Author: Marion Zimmer Bradley
Marion Eleanor Zimmer Bradley (June 3, 1930 – September 25, 1999) was an American author of fantasy, historical fantasy, science fiction, and science fantasy novels, and is best known for the Arthurian fiction novel The Mists of Avalon, and the Darkover series. Many critics have noted a feminist perspective in her writing. She co-founded a spiritual organization, the Center for Non-Traditional Religion. Her popularity has been posthumously marred by accusations against her, and her then-husband the convicted sex offender Walter H. Breen, of child sexual abuse by her daughter Moira Greyland, among others. Zimmer Bradley's first child, David R. Bradley, and her brother, Paul Edwin Zimmer, also became published science fiction and fantasy authors.

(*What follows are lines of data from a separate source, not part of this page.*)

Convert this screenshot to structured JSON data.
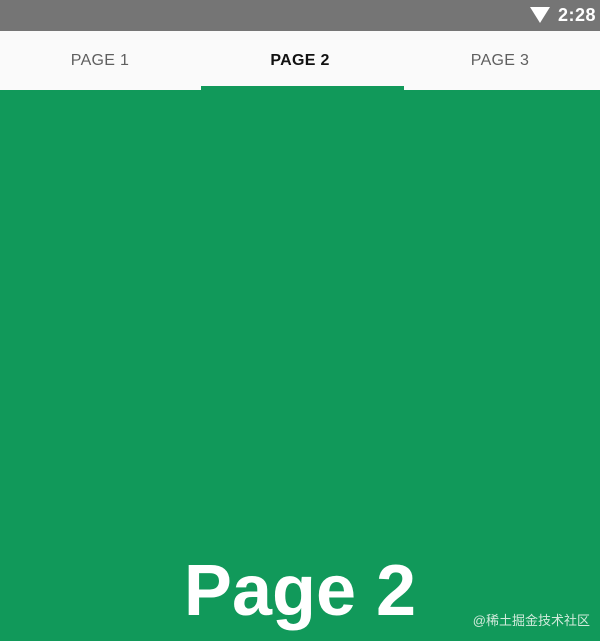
{
  "status_bar": {
    "time": "2:28",
    "wifi_icon": "wifi-icon"
  },
  "tabs": [
    {
      "label": "PAGE 1",
      "active": false
    },
    {
      "label": "PAGE 2",
      "active": true
    },
    {
      "label": "PAGE 3",
      "active": false
    }
  ],
  "content": {
    "heading": "Page 2",
    "background_color": "#11995a"
  },
  "watermark": "@稀土掘金技术社区",
  "colors": {
    "accent": "#11995a",
    "status_bar": "#757575",
    "tab_bar": "#fafafa"
  }
}
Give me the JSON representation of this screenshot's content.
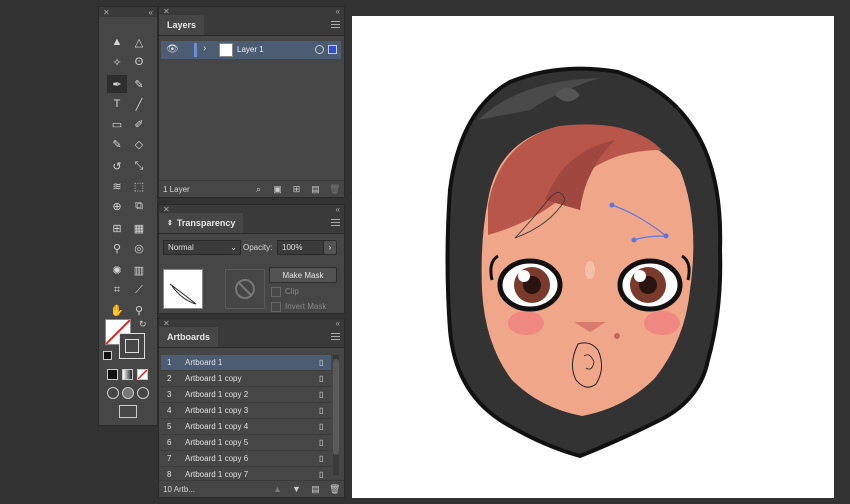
{
  "colors": {
    "bg": "#323232",
    "panel": "#464646",
    "selection": "#4b5c73",
    "layer_accent": "#6b8ed6"
  },
  "tools_panel": {
    "collapse": "«",
    "close": "✕"
  },
  "layers": {
    "tab": "Layers",
    "layer_name": "Layer 1",
    "count": "1 Layer"
  },
  "transparency": {
    "tab": "Transparency",
    "blend_mode": "Normal",
    "opacity_label": "Opacity:",
    "opacity_value": "100%",
    "make_mask": "Make Mask",
    "clip": "Clip",
    "invert_mask": "Invert Mask"
  },
  "artboards": {
    "tab": "Artboards",
    "count": "10 Artb...",
    "rows": [
      {
        "num": "1",
        "name": "Artboard 1"
      },
      {
        "num": "2",
        "name": "Artboard 1 copy"
      },
      {
        "num": "3",
        "name": "Artboard 1 copy 2"
      },
      {
        "num": "4",
        "name": "Artboard 1 copy 3"
      },
      {
        "num": "5",
        "name": "Artboard 1 copy 4"
      },
      {
        "num": "6",
        "name": "Artboard 1 copy 5"
      },
      {
        "num": "7",
        "name": "Artboard 1 copy 6"
      },
      {
        "num": "8",
        "name": "Artboard 1 copy 7"
      }
    ]
  },
  "icons": [
    "selection-tool",
    "direct-selection-tool",
    "magic-wand",
    "lasso",
    "pen",
    "curvature",
    "type",
    "line",
    "rectangle",
    "paintbrush",
    "shaper",
    "eraser",
    "rotate",
    "scale",
    "warp",
    "free-transform",
    "shape-builder",
    "perspective",
    "mesh",
    "gradient",
    "eyedropper",
    "blend",
    "symbol-sprayer",
    "column-graph",
    "artboard",
    "slice",
    "hand",
    "zoom"
  ]
}
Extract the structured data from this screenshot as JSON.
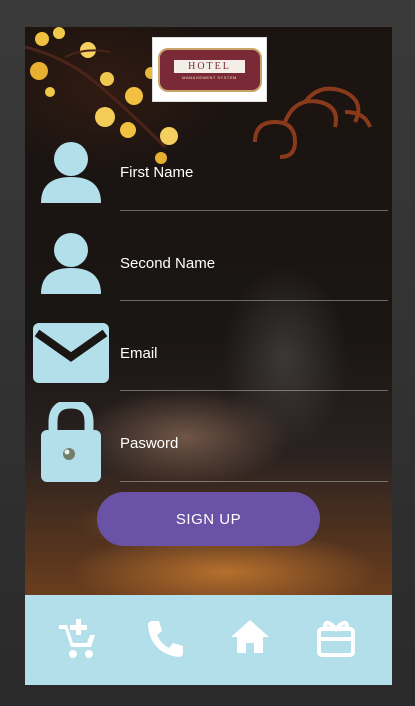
{
  "logo": {
    "title": "HOTEL",
    "subtitle": "MANAGEMENT SYSTEM"
  },
  "form": {
    "first_name": {
      "placeholder": "First Name",
      "icon": "person-icon"
    },
    "second_name": {
      "placeholder": "Second Name",
      "icon": "person-icon"
    },
    "email": {
      "placeholder": "Email",
      "icon": "mail-icon"
    },
    "password": {
      "placeholder": "Pasword",
      "icon": "lock-icon"
    },
    "signup_label": "SIGN UP"
  },
  "bottom_nav": [
    {
      "name": "add-to-cart",
      "icon": "add-cart-icon"
    },
    {
      "name": "call",
      "icon": "phone-icon"
    },
    {
      "name": "home",
      "icon": "home-icon"
    },
    {
      "name": "gift",
      "icon": "gift-card-icon"
    }
  ],
  "colors": {
    "accent": "#6a53a6",
    "icon_light_blue": "#b2dfea",
    "bottom_bar": "#b2dfea"
  }
}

Bradley stated that when she was a child she enjoyed reading adventure fantasy authors such as Henry Kuttner, Edmond Hamilton, C.L. Moore, and Leigh Brackett, especially when they wrote about "the glint of strange suns on worlds that never were and never would be". Her first novel and much of her subsequent work show their influence strongly. At 17 she wrote her first novel The Forest House, her retelling of Norma; it was published after her death.
Bradley made her first sale as an adjunct to an amateur fiction contest in Amazing Stories in 1949 with the short story "Outpost." "Outpost" was published in Amazing Stories Vol. 23, No. 12, the December 1949 issue; it had previously appeared in the fanzine Spacewarp Vol. 4, No. 3, in December 1948. Her first professional publication was a short story "Women Only," which appeared in the second (and final) issue of Vortex Science Fiction in 1953. Her first published novel-length work was Falcons of Narabedla, first published in the May 1957 issue of Other Worlds.
Early in her career, writing as Morgan Ives, Miriam Gardner, John Dexter, and Lee Chapman, Bradley produced several works outside the speculative fiction genre, including gay and lesbian pulp fiction novels; I Am a Lesbian was published in 1962. Though relatively tame by today's standards, her novels were considered pornographic when published, and for a long time she refused to disclose the titles she wrote under these pseudonyms.
Her 1958 novel The Planet Savers introduced the planet of Darkover, which became the setting of a popular series by Bradley and other authors. The Darkover milieu is a science fantasy fictional world, with science fiction as well as fantasy overtones, as Darkover is a lost human colony where psi powers developed to an unusual degree, and work like magic, while technology has regressed to a more-or-less medieval stage. Bradley wrote many Darkover novels by herself, but in her later years collaborated with other authors for publication; her literary collaborators have continued the series since her death.
Bradley took an active role in science fiction and fantasy fandom, promoting interaction with professional authors and publishers and making several important contributions to the subculture. In her teens she wrote letters to the pulp magazines of the time, such as the above-mentioned Amazing Stories and Thrilling Wonder Stories. Starting in the late 40s and continuing in 50s and 60s, she published her own fanzines, including Astra's Tower, Day*Star, and Anything Box. She also co-edited fanzines, including Ugly Bird with Redd Boggs, MEZRAB with her first husband Robert Bradley, and Allerlei with her second husband Walter Breen. Bradley contributed to several other fanzines, including The Gorgon and The Nekromantikon. In the 1970s, as part of the contemporary wave of enthusiasm for J. R. R. Tolkien's fictional world of Middle-earth, she wrote two short fanfic stories about Arwen and published them in chapbook format. One story, "The Jewel of Arwen" (originally published in a different form in the fanzine I Palantir #2, August 1961), appeared in her professional anthology The Best of Marion Zimmer Bradley (1985), but was dropped from later reprints. She continued to contribute to different sci-fi and fantasy fanzines and magazines throughout her career.
In 1966, Bradley became a co-founder of the Society for Creative Anachronism and is credited with coining the name of that group.
For many years, Bradley actively encouraged Darkover fan fiction. She encouraged submissions from unpublished authors and reprinted some of it in commercial Darkover anthologies. This ended after a dispute with a fan over an unpublished Darkover novel of Bradley's that had similarities to one of the fan's stories. As a result, the novel remained unpublished and Bradley demanded the cessation of all Darkover fan fiction.